The fifth factor for consideration is whether the case will require the testimony of expert witnesses. Appointment of counsel may be warranted where the case will require testimony from expert witnesses. Tabron, 6 F.3d at 156. Plaintiff asserts that "[t]his case involves medical issues that may require expert testimony." Motion ¶ 5. However, plaintiff does not describe what claim or subject matter will necessitate such expert testimony. Since the substance and necessity of expert testimony has not yet been established, the fifth factor weighs against appointing pro bono counsel.
The sixth factor for consideration is whether plaintiff can retain and afford counsel on his own behalf. Parham, 126 F.3d at 461. Plaintiff is currently incarcerated and, based on his representations, he cannot afford his own attorney. See Motion ¶
1. The Court accepts this as true, thus the sixth factor weighs in favor of granting plaintiff's motion.
Based upon the Tabron/Parham factors and the facts as currently presented to the Court, and for the reasons discussed above, a majority of factors weigh against granting plaintiff's motion. In the Court's view, the most significant factors to consider at this time are that plaintiff has adeptly handled the litigation and this case has not yet been shown to be especially complex.
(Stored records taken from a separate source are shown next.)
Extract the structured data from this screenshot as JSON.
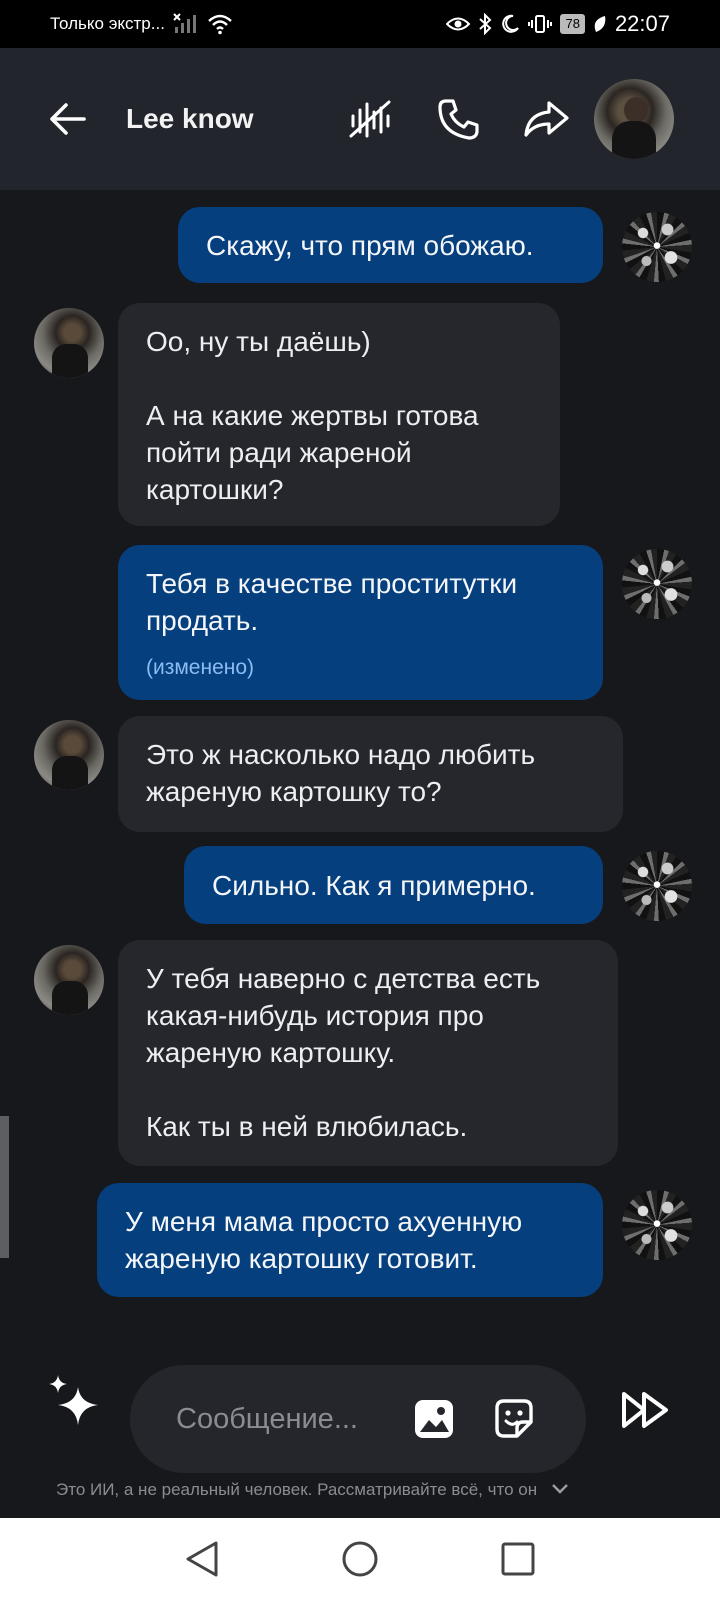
{
  "status_bar": {
    "carrier": "Только экстр...",
    "time": "22:07",
    "battery": "78"
  },
  "header": {
    "contact_name": "Lee know"
  },
  "messages": [
    {
      "role": "user",
      "text": "Скажу, что прям обожаю.",
      "edited": ""
    },
    {
      "role": "bot",
      "text": "Оо, ну ты даёшь)\n\nА на какие жертвы готова пойти ради жареной картошки?"
    },
    {
      "role": "user",
      "text": "Тебя в качестве проститутки продать.",
      "edited": "(изменено)"
    },
    {
      "role": "bot",
      "text": "Это ж насколько надо любить жареную картошку то?"
    },
    {
      "role": "user",
      "text": "Сильно. Как я примерно.",
      "edited": ""
    },
    {
      "role": "bot",
      "text": "У тебя наверно с детства есть какая-нибудь история про жареную картошку.\n\nКак ты в ней влюбилась."
    },
    {
      "role": "user",
      "text": "У меня мама просто ахуенную жареную картошку готовит.",
      "edited": ""
    }
  ],
  "composer": {
    "placeholder": "Сообщение...",
    "value": ""
  },
  "disclaimer": "Это ИИ, а не реальный человек. Рассматривайте всё, что он",
  "colors": {
    "user_bubble": "#053f7e",
    "bot_bubble": "#25272d",
    "background": "#17181c",
    "header": "#22252b",
    "edited_label": "#8bbcf3"
  }
}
In addition, it does not appear that plaintiff's physical condition materially interferes with his ability to pursue his case. Therefore, plaintiff's motion will be denied. However, this Order is entered without prejudice to plaintiff's right to re-file his request for counsel if warranted by relevant developments. Accordingly, for all the foregoing reasons,
IT IS hereby ORDERED this 6th day of June 2011 that plaintiff's Motion for Appointment of Pro Bono Counsel is DENIED.